Exactly how estradiol (E2) regulates the human GH-insulin-like growth factor I axis is not known. Here, we explore the impact of oral E2 supplementation on the stimulatory actions of a potent and specific synthetic GH-releasing peptide (GHRP), GHRP-2. To this end, we studied 10 healthy postmenopausal women following the administration of placebo or 17β-estradiol (1 mg twice daily orally) for 7-12 days in a prospectively randomized, double-blind, within-subject crossover design. To drive GH secretion via the GHRP-receptor/effector pathway, we infused GHRP-2 (1 μg/kg·h) or saline continuously iv for 24 h. Deconvolution analysis was used to quantitate the separate basal and pulsatile modes of GH secretion based on 24-h serum GH concentrations profiles collected at 10-min intervals and assayed by chemiluminescence. As complementary (nonpulsatile) measures, we used the approximate entropy (ApEn) statistic and cosine regression to define feedback-dependent and circadian-related changes, respectively. E2 administration amplified the mass of GH secreted per burst by 1.9-fold over placebo, 24-h GHRP-2 infusion by 7.0-fold, and, the two agonists together by 8.8-fold (P < 10-14). Intravenous GHRP-2 infusion augmented the basal (nonpulsatile) rate of GH secretion by 4.4-fold (P < 10-4). E2 treatment had no effect alone, but doubled the stimulatory effect of GHRP-2, on basal GH secretion. Neither E2 nor GHRP-2 influenced 24-h GH pulse frequency, interburst interval, half-life or pulse duration. Combined E2 and GHRP-2 elevated the ApEn of GH secretory profiles significantly above control, thereby indicating a marked alteration of within-axis feedback control (P = 0.00033). Dual stimulation with E2 and GHRP-2 also synergistically increased the amplitude (by 11-fold, P < 10-11) and the mesor (by 10-fold, P < 10-10) of the 24-h GH rhythm. Infusion of GHRP-2 advanced the GH acrophase (time of daily maximum of GH release) by 8.75 h, whereas combined treatment with E2 and GHRP-2 normalized the acrophase. Cross-correlation analysis showed that GHRP-2 infusion (but not E2 administration) significantly synchronized paired 24-h serum GH concentration profiles (P < 10-3). In summary, short-term oral E2 replacement in post-menopausal women strongly modulates the actions of a synthetic hexapeptide GH secretagogue on three quantifiable modes of GH secretion [i.e. 1)basal (nonpulsatile) GH release; 2) feedback-dependent ApEn; and 3) the mesor, amplitude and timing of the 24-h GH rhythm]. Moreover, a continuous GHRP-2 stimulus also synchronizes inter diem GH secretory patterns. The present pharmacological study, thus, offers a further framework for exploring the nature of the interactions of E2 with the GHRP-receptor/effector pathway in the aging and/or gonadoprival human.
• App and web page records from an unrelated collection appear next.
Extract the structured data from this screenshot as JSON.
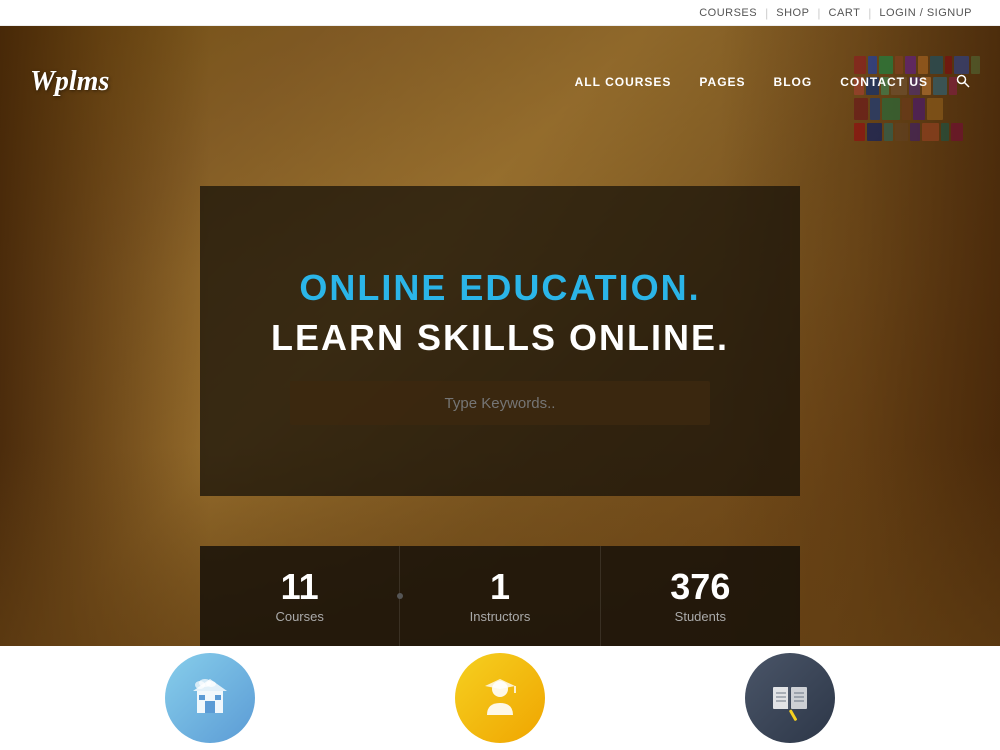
{
  "topbar": {
    "links": [
      {
        "label": "COURSES",
        "id": "courses"
      },
      {
        "label": "SHOP",
        "id": "shop"
      },
      {
        "label": "CART",
        "id": "cart"
      },
      {
        "label": "LOGIN / SIGNUP",
        "id": "login"
      }
    ]
  },
  "nav": {
    "logo": "Wplms",
    "links": [
      {
        "label": "ALL COURSES",
        "id": "all-courses"
      },
      {
        "label": "PAGES",
        "id": "pages"
      },
      {
        "label": "BLOG",
        "id": "blog"
      },
      {
        "label": "CONTACT US",
        "id": "contact"
      }
    ],
    "search_icon": "🔍"
  },
  "hero": {
    "subtitle": "ONLINE EDUCATION.",
    "title": "LEARN SKILLS ONLINE.",
    "search_placeholder": "Type Keywords..",
    "stats": [
      {
        "number": "11",
        "label": "Courses"
      },
      {
        "number": "1",
        "label": "Instructors"
      },
      {
        "number": "376",
        "label": "Students"
      }
    ]
  },
  "bottom_icons": [
    {
      "color": "blue",
      "type": "building"
    },
    {
      "color": "yellow",
      "type": "person"
    },
    {
      "color": "dark",
      "type": "book"
    }
  ],
  "colors": {
    "accent_blue": "#2BB5E8",
    "hero_text_white": "#ffffff",
    "hero_bg_dark": "rgba(20,15,8,0.82)",
    "stat_number": "#ffffff",
    "stat_label": "#aaaaaa"
  }
}
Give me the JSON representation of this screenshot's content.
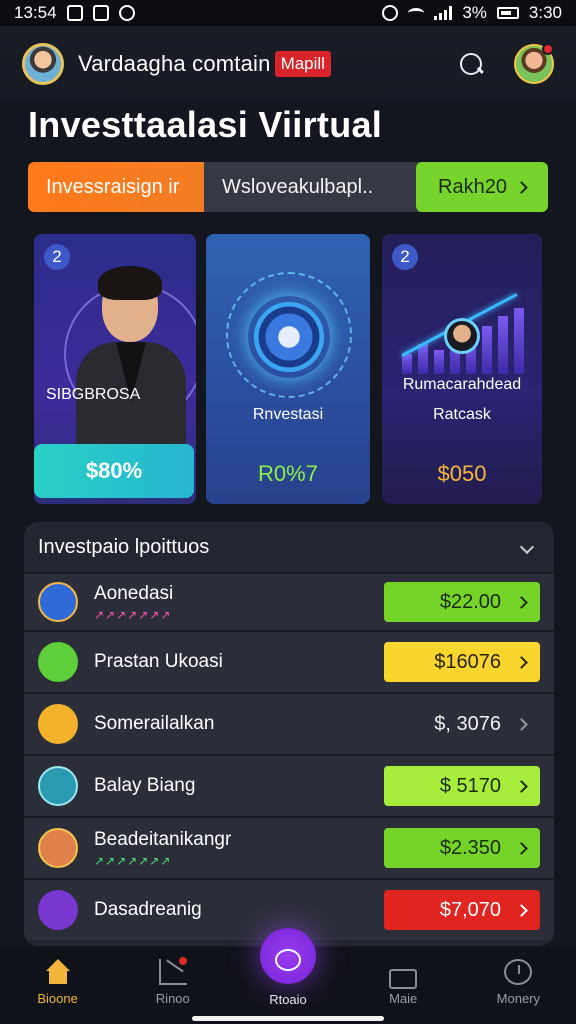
{
  "status_bar": {
    "time": "13:54",
    "battery": "3%",
    "clock_right": "3:30",
    "icons": [
      "image-icon",
      "notification-icon",
      "location-icon",
      "alarm-icon",
      "wifi-icon",
      "signal-icon",
      "battery-icon"
    ]
  },
  "header": {
    "title": "Vardaagha comtain",
    "badge": "Mapill",
    "search_icon": "search-icon",
    "profile_notification": true
  },
  "page_title": "Investtaalasi Viirtual",
  "segment_bar": {
    "left_label": "Invessraisign ir",
    "middle_label": "Wsloveakulbapl..",
    "right_label": "Rakh20"
  },
  "cards": [
    {
      "number": "2",
      "label": "SIBGBROSA",
      "amount": "$80%"
    },
    {
      "label": "Rnvestasi",
      "amount": "R0%7"
    },
    {
      "number": "2",
      "label_1": "Rumacarahdead",
      "label_2": "Ratcask",
      "amount": "$050"
    }
  ],
  "portfolio": {
    "title": "Investpaio lpoittuos",
    "rows": [
      {
        "name": "Aonedasi",
        "sub": "↗↗↗↗↗↗↗",
        "value": "$22.00",
        "style": "green"
      },
      {
        "name": "Prastan Ukoasi",
        "sub": "",
        "value": "$16076",
        "style": "yellow"
      },
      {
        "name": "Somerailalkan",
        "sub": "",
        "value": "$, 3076",
        "style": "plain"
      },
      {
        "name": "Balay Biang",
        "sub": "",
        "value": "$ 5170",
        "style": "lime"
      },
      {
        "name": "Beadeitanikangr",
        "sub": "↗↗↗↗↗↗↗",
        "value": "$2.350",
        "style": "green"
      },
      {
        "name": "Dasadreanig",
        "sub": "",
        "value": "$7,070",
        "style": "red"
      }
    ]
  },
  "bottom_nav": {
    "items": [
      {
        "label": "Bioone",
        "icon": "home-icon",
        "active": true
      },
      {
        "label": "Rinoo",
        "icon": "chart-icon",
        "active": false
      },
      {
        "label": "Rtoaio",
        "icon": "planet-icon",
        "active": false
      },
      {
        "label": "Maie",
        "icon": "bag-icon",
        "active": false
      },
      {
        "label": "Monery",
        "icon": "clock-icon",
        "active": false
      }
    ]
  },
  "colors": {
    "background": "#14161f",
    "orange": "#ff7a1a",
    "green": "#76d42c",
    "yellow": "#f9d62e",
    "red": "#e0241f",
    "teal": "#2ad0c6",
    "purple": "#7424d8"
  }
}
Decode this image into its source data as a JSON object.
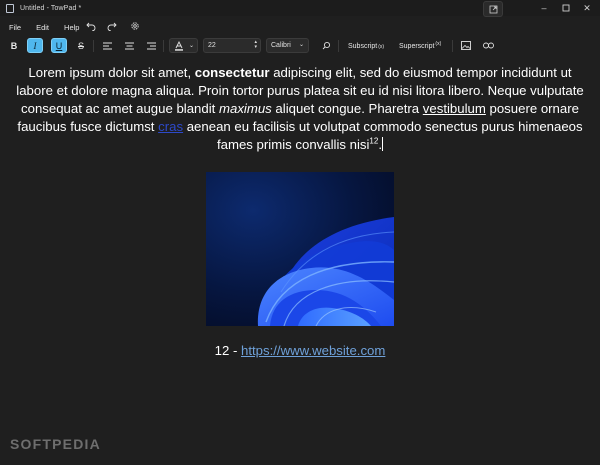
{
  "window": {
    "title": "Untitled - TowPad *"
  },
  "menu": {
    "items": [
      "File",
      "Edit",
      "Help"
    ]
  },
  "toolbar": {
    "bold_label": "B",
    "italic_label": "I",
    "underline_label": "U",
    "strike_label": "S",
    "font_size": "22",
    "font_family": "Calibri",
    "subscript_label": "Subscript",
    "subscript_glyph": "(x)",
    "superscript_label": "Superscript",
    "superscript_glyph": "(x)",
    "active_color": "#4fb7ee"
  },
  "document": {
    "p1": "Lorem ipsum dolor sit amet, ",
    "bold": "consectetur",
    "p2": " adipiscing elit, sed do eiusmod tempor incididunt ut labore et dolore magna aliqua. Proin tortor purus platea sit eu id nisi litora libero. Neque vulputate consequat ac amet augue blandit ",
    "italic": "maximus",
    "p3": " aliquet congue. Pharetra ",
    "underlined": "vestibulum",
    "p4": " posuere ornare faucibus fusce dictumst ",
    "link_word": "cras",
    "p5": " aenean eu facilisis ut volutpat commodo senectus purus himenaeos fames primis convallis nisi",
    "superscript": "12",
    "p6": "."
  },
  "caption": {
    "prefix": "12 - ",
    "url": "https://www.website.com"
  },
  "watermark": {
    "text": "SOFTPEDIA"
  }
}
ASJC Scopus subject areas
- Endocrinology, Diabetes and Metabolism
- Clinical Biochemistry
- Biochemistry, medical